_PROBLEM DETAILS_. Pick the lines holding the string "icon" out of the records and copy them.

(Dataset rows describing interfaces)

----------------------------------------

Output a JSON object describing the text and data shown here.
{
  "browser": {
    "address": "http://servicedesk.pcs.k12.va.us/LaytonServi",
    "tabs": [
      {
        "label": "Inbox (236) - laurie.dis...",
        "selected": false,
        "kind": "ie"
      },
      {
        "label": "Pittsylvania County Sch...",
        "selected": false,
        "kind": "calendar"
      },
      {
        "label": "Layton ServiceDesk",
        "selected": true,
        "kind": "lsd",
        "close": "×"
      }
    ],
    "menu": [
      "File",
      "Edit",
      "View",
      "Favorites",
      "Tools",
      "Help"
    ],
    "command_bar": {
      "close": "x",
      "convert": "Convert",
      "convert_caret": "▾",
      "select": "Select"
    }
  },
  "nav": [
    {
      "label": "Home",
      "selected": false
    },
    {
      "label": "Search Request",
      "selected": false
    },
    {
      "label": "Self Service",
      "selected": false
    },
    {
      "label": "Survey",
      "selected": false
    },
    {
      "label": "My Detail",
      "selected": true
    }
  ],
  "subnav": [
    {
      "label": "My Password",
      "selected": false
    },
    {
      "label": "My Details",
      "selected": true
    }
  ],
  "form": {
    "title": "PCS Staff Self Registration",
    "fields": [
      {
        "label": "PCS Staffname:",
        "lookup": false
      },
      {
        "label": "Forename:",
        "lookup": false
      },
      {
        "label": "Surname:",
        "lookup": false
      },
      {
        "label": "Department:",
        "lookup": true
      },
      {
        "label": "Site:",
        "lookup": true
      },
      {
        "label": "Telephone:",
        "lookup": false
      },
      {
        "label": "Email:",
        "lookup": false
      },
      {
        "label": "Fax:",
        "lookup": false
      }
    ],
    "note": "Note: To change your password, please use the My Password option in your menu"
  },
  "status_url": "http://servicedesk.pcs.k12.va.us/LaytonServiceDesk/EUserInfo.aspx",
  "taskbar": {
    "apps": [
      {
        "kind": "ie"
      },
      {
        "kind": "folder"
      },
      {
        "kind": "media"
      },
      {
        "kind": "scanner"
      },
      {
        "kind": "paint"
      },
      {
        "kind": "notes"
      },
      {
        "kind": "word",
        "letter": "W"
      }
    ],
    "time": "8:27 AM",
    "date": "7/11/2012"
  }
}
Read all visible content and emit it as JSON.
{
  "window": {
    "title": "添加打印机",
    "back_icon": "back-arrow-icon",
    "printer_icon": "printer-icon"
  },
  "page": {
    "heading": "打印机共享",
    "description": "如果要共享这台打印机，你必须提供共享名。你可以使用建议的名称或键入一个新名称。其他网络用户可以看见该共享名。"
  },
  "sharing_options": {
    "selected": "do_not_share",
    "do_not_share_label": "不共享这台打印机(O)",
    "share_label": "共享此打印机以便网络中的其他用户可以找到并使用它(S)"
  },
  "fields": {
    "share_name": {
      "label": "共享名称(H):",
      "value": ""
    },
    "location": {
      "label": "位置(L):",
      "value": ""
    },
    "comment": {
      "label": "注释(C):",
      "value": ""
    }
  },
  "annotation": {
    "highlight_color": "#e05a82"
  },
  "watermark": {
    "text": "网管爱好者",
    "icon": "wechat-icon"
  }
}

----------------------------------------

_COMPLETED EXERCISE_.
    "back_icon": "back-arrow-icon",
    "printer_icon": "printer-icon"
    "icon": "wechat-icon"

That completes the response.